A calling ...

"We are called to be architects of the future, not its victims."

"Make the world work for 100% of humanity in the shortest possible time through spontaneous cooperation without ecological offense or the disadvantage of anyone."

- Buckminster Fuller

Friday, July 8, 2011

The Insanity

I thought I'd take a break from my Web Surfing for ED503 to announce my new Wiki tool and catch my readers up on my journey in education.


The concept of making collaborative tools more available in the classroom is in total alignment with Universal Design for Learning Principles, which is a wondeful philosophy that is emerging in the field of education. Just as curb cuts, which were intended to make buildings more accessible for people with disabilities, also make buildings more accessible for typical people, the same principle applies to education. If education is made more accessible to people with learning disabilities, it becomes more accessible for all. Adaptive technology is a driving force behind UDL. Today, when I zoomed through a book on adaptive technology, I felt better about life, because technology is an area where I am comfortable.

Here's what I love about wikispaces. A teacher can set up a free Wiki at www.wikispaces.com, which allows a teacher to set up a safe and private site for collaborative group projects -- the teacher can set up permissions for 100 users, (I think that's right), even in a free site! The sample project, which remains under construction, is being assembled for a class in Collaboration and Adaptive Technology.
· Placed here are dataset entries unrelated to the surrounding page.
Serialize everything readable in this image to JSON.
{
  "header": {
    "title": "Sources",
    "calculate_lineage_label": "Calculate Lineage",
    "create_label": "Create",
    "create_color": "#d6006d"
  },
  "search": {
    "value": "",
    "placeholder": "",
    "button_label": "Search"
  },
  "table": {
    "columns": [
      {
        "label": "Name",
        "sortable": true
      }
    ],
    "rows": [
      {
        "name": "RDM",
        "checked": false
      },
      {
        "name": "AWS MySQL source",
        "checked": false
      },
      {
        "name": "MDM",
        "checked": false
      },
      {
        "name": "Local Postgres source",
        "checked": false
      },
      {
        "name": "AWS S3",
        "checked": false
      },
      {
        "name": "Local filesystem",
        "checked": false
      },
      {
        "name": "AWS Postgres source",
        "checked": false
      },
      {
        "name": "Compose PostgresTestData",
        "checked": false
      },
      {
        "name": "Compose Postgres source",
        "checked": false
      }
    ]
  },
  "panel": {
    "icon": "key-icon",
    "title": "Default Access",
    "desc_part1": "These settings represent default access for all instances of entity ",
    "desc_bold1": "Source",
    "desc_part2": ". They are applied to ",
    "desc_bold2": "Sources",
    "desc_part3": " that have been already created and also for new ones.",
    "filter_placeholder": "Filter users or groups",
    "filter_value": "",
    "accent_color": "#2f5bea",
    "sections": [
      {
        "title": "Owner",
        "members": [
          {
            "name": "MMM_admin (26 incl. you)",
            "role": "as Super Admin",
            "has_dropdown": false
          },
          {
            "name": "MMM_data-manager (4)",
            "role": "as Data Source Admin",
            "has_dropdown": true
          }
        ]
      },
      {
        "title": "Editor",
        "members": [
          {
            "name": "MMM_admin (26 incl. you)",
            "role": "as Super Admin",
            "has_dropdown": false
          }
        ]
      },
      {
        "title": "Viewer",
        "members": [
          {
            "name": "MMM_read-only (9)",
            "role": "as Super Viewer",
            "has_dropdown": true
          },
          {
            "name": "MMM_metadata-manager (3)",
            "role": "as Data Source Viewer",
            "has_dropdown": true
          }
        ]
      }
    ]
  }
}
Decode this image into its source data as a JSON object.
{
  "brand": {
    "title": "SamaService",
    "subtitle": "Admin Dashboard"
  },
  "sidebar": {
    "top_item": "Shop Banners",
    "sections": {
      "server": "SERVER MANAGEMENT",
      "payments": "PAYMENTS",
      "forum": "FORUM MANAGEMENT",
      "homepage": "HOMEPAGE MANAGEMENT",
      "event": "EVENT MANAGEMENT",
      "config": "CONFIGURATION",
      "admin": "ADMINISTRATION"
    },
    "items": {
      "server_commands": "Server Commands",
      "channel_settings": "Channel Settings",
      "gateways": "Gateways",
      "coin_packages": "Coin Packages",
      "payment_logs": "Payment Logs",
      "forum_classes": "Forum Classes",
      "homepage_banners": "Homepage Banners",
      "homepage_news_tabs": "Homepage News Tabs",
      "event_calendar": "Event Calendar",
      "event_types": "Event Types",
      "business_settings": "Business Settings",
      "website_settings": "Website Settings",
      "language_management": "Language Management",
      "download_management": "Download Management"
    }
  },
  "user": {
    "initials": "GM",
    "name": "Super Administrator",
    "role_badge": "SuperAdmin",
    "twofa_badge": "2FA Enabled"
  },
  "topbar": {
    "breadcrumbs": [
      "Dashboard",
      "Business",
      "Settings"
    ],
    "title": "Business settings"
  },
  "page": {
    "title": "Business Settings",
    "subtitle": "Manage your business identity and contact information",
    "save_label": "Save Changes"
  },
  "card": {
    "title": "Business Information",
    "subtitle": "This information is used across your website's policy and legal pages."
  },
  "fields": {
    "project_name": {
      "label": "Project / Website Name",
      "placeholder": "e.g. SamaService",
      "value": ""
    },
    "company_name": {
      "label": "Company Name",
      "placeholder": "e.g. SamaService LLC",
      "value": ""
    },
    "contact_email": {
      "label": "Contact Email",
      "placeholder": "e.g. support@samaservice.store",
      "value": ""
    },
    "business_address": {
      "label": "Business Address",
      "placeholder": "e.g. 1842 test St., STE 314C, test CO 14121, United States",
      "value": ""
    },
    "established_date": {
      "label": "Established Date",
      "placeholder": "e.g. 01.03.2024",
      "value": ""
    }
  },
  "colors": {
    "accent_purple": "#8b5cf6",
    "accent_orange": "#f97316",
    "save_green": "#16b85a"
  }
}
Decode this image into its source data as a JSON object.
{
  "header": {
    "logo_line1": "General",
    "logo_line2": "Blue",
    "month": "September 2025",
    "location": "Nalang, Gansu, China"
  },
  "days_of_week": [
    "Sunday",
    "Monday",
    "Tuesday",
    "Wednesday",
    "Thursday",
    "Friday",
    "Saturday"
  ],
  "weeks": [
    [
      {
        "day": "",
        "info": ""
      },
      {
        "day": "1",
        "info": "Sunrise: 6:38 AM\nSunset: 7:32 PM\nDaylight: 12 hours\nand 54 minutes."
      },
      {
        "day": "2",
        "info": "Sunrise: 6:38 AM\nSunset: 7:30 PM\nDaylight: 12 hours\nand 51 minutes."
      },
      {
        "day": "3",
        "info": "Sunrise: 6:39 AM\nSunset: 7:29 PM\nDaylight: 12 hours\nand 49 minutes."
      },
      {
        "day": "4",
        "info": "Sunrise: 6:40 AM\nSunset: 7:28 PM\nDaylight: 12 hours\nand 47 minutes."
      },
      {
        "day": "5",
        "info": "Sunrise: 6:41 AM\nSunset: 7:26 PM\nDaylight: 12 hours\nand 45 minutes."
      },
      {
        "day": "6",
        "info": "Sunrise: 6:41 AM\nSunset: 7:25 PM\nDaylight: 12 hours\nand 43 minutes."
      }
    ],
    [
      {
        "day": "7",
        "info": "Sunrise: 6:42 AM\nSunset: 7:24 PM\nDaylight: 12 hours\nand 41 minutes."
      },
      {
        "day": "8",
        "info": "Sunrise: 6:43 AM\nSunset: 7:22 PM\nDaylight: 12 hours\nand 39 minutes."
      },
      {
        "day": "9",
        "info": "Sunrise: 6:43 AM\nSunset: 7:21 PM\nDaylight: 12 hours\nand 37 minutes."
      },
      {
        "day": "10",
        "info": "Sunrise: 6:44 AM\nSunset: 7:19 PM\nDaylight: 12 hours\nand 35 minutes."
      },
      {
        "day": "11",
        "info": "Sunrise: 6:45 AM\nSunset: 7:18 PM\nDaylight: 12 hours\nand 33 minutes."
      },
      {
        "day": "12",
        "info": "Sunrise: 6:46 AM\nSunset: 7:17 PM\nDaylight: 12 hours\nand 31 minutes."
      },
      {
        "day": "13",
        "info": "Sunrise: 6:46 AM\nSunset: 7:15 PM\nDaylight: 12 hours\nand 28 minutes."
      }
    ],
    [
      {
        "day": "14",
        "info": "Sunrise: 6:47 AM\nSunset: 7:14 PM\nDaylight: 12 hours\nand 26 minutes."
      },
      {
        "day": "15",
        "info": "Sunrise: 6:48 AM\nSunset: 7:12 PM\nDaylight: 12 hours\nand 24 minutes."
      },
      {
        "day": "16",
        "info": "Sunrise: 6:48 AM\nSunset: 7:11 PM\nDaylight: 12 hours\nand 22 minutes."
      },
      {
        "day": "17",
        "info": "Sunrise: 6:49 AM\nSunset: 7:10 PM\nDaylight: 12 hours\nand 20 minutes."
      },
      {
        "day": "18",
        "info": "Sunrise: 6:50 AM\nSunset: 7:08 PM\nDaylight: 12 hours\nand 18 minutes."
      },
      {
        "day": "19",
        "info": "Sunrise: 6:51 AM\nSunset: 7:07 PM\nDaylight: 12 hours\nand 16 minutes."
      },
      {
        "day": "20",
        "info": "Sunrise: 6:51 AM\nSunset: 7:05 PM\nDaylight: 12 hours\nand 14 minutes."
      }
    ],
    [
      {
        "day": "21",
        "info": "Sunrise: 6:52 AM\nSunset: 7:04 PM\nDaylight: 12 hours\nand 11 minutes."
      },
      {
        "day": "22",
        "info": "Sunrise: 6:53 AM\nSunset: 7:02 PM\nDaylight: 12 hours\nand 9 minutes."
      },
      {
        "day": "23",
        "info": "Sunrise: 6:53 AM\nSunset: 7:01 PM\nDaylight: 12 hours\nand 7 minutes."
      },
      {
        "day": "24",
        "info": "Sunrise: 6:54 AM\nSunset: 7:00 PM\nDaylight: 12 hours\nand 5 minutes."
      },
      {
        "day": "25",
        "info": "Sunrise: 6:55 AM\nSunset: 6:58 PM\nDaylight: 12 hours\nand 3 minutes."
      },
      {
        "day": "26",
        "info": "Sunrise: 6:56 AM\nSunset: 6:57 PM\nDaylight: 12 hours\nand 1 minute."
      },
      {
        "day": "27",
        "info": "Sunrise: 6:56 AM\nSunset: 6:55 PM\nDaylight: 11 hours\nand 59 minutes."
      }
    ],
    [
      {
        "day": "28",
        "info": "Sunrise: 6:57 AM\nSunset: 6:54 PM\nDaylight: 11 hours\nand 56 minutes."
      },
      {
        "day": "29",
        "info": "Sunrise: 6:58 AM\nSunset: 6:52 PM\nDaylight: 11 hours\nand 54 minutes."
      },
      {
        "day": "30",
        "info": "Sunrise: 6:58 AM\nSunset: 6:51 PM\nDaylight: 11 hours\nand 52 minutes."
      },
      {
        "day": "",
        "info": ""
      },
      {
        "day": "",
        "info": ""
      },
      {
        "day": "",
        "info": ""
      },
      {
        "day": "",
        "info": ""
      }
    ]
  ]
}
Let me know if you want to "join" the class and do something creative and post to a project. Also, feel free to take the poll.


While my paperwork for my Field Work has been somewhat of a disaster -- I neglected to have any of paperwork signed for any of my Field Work -- the curriculum based assessment project that I worked on with a 7th grade student with autism was amazing! While I didn't get the paperwork signed for my field observation of a brilliant Speech Pathologist, I got to see how her targeted hand-over-hand interventions have led to a non-verbal child with autism experiencing a "language explosion;" plus I heard and saw some horror stories of children who lack sufficient experience expectant stimulation to develop speech normally ... I wanted to cry. On the flip side, I did a Child Language Observation with my cousin's brilliant 6 year old daughter ... a 6 year old's Mean Language Unit (words per sentence) should be 6, but her verbal skills are well above what is normal). The opportunity to develop language normally is far from equal, because some families share rich language experiences in the kitchen while others sleep on language development. Poverty sucks! Another cool thing that I've done recently was to administer a practice KBEA-II standardized Achievement Test with a 4th grade student who has been home schooled -- my young friend has far better listening / short-term memory skills than me -- he was testing consistently above an 8th grade level in all areas.

My presentation on ADHD was well received by my Foundations of Special Education Teacher, despite the fact that embedded videos and sound are not portable in PowerPoint. Guess what, based on what I learned about the diagnostic criteria, I might be ADD! Shocker! The paperwork may be my downfall. If I crash and burn, at least it's been fun,